Take public speaking, an example of a situation which causes many people to feel anxious, worried and sometimes even physically sick. Yet not all people respond to the stressor in this manner because they do not perceive it to be a stressful situation. Again, it is how we perceive stress and how we respond to it that determines the effect that it will have on us both mentally and physically.

Recent research indicates that self efficacy (a feeling of being in control of a situation) influences our immune system, our emotional happiness and even our longevity. Stress, by its nature, is defined as a situation that challenges a person (or an animal) beyond his/her ability to deal with the demands of that situation. In other words, if you feel capable in a situation, you do not experience if as stressful. If you feel helpless, you do feel stress.

So rather than worry about things we cannot control; the economy, the people in our lives, whether we seccumb to the flu or not, we need to focus on those things that we can influence in a positive way. Here are just few tips for having health and happiness:

  • Living in the present rather than the past or the future and really savoring the moments that give us joy is one method for increasing our happiness and health.
  • With permission from your doctor, start a program of physical activity. Research shows that moving your body increases health and happiness by releasing chemicals called endorphins and endocannabinoids (natural chemicals similar to those in morphine and marijuana!). Not only will moving increase your physical health but it will also increase your mental health as well and you might live longer too!
  • Be grateful for what you have rather than wishing your life were different. No matter how poor or how successful you are, there will ALWAYS be someone better off and someone worse off. If you want to be REALLY happy, go find the one who is worse off and do something to help or cheer or take care of that person. Research shows that people who do things for others are happier than those who do things for themselves!
  • Choose happiness. The brain is wired so that it can only experience one emotion at a time. If you are feeling worried, scared or sad, if you stop for a moment and look for something beautiful, happy or comforting, that is what your brain will experience. You have the ability to re-wire your feelings, again choose happiness.
  • Choose health. Research shows that happy people are sick less often and that when they do get sick, their symptoms are less severe and last less time AND they live longer than do unhappy people.

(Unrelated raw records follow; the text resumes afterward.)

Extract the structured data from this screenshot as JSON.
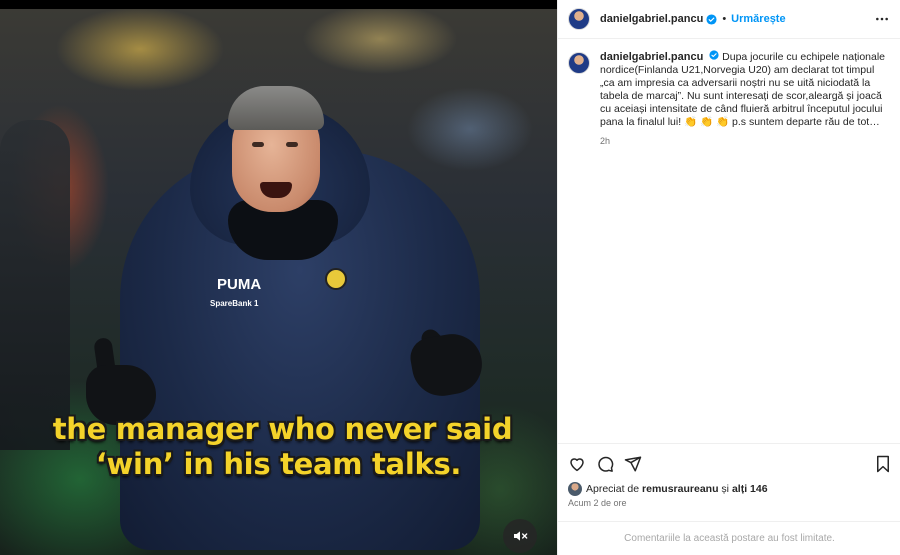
{
  "media": {
    "caption_line1": "the manager who never said",
    "caption_line2": "‘win’ in his team talks.",
    "jacket_brand": "PUMA",
    "jacket_sponsor": "SpareBank 1",
    "mute_icon": "speaker-muted-icon"
  },
  "header": {
    "username": "danielgabriel.pancu",
    "separator": "•",
    "follow_label": "Urmărește",
    "verified_icon": "verified-badge-icon",
    "more_icon": "more-options-icon"
  },
  "post": {
    "author": "danielgabriel.pancu",
    "text": "Dupa jocurile cu echipele naționale nordice(Finlanda U21,Norvegia U20) am declarat tot timpul „ca am impresia ca adversarii noștri nu se uită niciodată la tabela de marcaj”. Nu sunt interesați de scor,aleargă și joacă cu aceiași intensitate de când fluieră arbitrul începutul jocului pana la finalul lui! 👏 👏 👏 p.s suntem departe rău de tot…",
    "time": "2h"
  },
  "actions": {
    "like_icon": "heart-icon",
    "comment_icon": "comment-icon",
    "share_icon": "share-icon",
    "save_icon": "bookmark-icon"
  },
  "likes": {
    "prefix": "Apreciat de",
    "user": "remusraureanu",
    "conjunction": "și",
    "others": "alți 146"
  },
  "posted_ago": "Acum 2 de ore",
  "comments_limited": "Comentariile la această postare au fost limitate.",
  "colors": {
    "accent": "#0095f6",
    "caption": "#f4d32a",
    "muted_text": "#737373"
  }
}
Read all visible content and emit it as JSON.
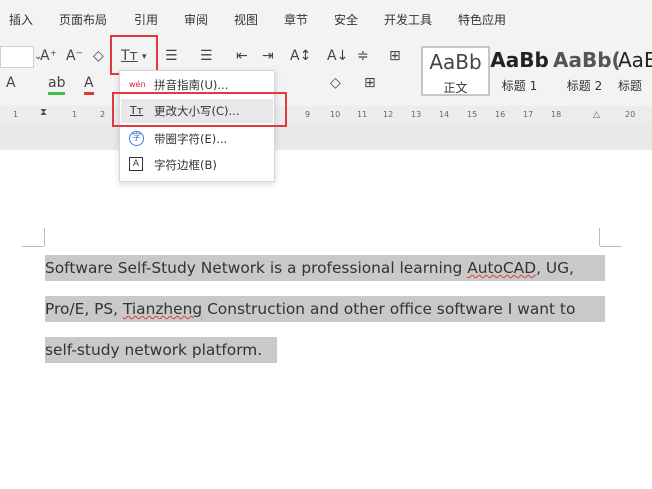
{
  "menubar": {
    "tabs": [
      "插入",
      "页面布局",
      "引用",
      "审阅",
      "视图",
      "章节",
      "安全",
      "开发工具",
      "特色应用"
    ]
  },
  "toolbar": {
    "grow_font": "A⁺",
    "shrink_font": "A⁻",
    "clear_format": "◇",
    "change_case": "Tт",
    "bullets": "☰",
    "numbering": "☰",
    "outdent": "⇤",
    "indent": "⇥",
    "sort": "A↓",
    "line_spacing": "≑",
    "table_border": "⊞",
    "text_effect": "A",
    "highlight": "ab",
    "font_color": "A",
    "shading": "◇",
    "borders": "⊞"
  },
  "styles": [
    {
      "sample": "AaBb",
      "label": "正文"
    },
    {
      "sample": "AaBb",
      "label": "标题 1"
    },
    {
      "sample": "AaBb(",
      "label": "标题 2"
    },
    {
      "sample": "AaBl",
      "label": "标题"
    }
  ],
  "ruler": {
    "ticks": [
      "1",
      "1",
      "2",
      "4",
      "6",
      "8",
      "9",
      "10",
      "11",
      "12",
      "13",
      "14",
      "15",
      "16",
      "17",
      "18",
      "20"
    ]
  },
  "dropdown": {
    "items": [
      {
        "icon": "wén",
        "label": "拼音指南(U)..."
      },
      {
        "icon": "Tт",
        "label": "更改大小写(C)..."
      },
      {
        "icon": "字",
        "label": "带圈字符(E)..."
      },
      {
        "icon": "A",
        "label": "字符边框(B)"
      }
    ]
  },
  "document": {
    "line1": [
      "Software Self-Study Network is a professional learning ",
      "AutoCAD",
      ", UG,"
    ],
    "line2": [
      "Pro/E, PS, ",
      "Tianzheng",
      " Construction and other office software I want to"
    ],
    "line3": "self-study network platform."
  },
  "colors": {
    "highlight_box": "#e0393e",
    "selection": "#c9c9c9",
    "ribbon_bg": "#f3f3f3"
  }
}
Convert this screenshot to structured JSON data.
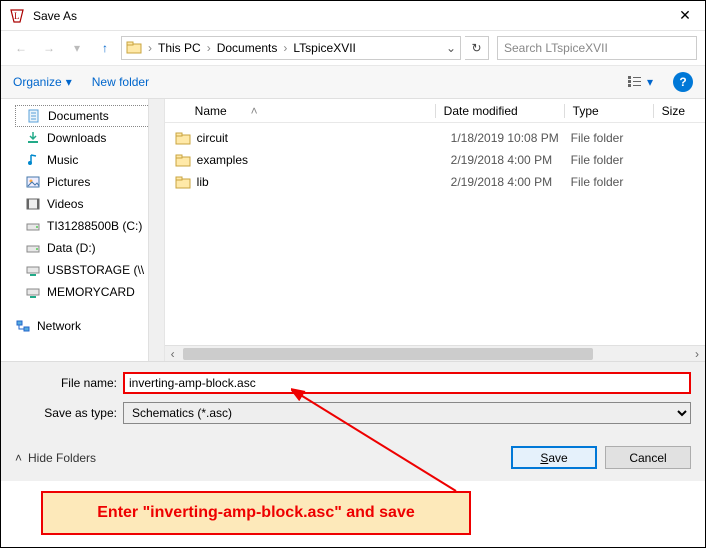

Bottom line: it is up to you! You can allow the circumstances of this world to dictate how you feel and you will be on a constant see-saw of emotions OR you can choose health and happiness. What will YOU choose?

Research:

Cohen, S., Alper, C.M. , Doyle, W.J.,Treanor, J.J. & Turner, R.B. (2006). “Positive Emotional Style Predicts Resistance to Illness After Experimental Exposure to Rhinovirus or Influenza A Virus.” Psychosomatic Medicine 68:809-815

Hitlin, S. (2007). Doing good, feeling good: Values and the self’s moral center. The Journal of Positive Psychology: 2(4): 249–259

Pressman S.D., Cohen S. (2005) “Does Positive Affect Influence Health?” Psychological Bulletin. 2005;131:925–71.

Ratey, J.J. (2008). Spark; The Revolutionary New Science of Exercise and the Brain. Little Brown and Company: New York.

Ray, O. (2004). “How the Mind Hurts and Heals the Body.” American Psychologist: Vol. 59, No. 1, 29–40

Scheier, M. F., & Carver, C. S. (1987). Dispositional optimism and physical well-being: The influence of generalized outcome expectancies on health. Journal of Personality, 55, 169–210.

Seligman, M.E.P. (1998). Learned Optimism. New York: Simon and Schuster.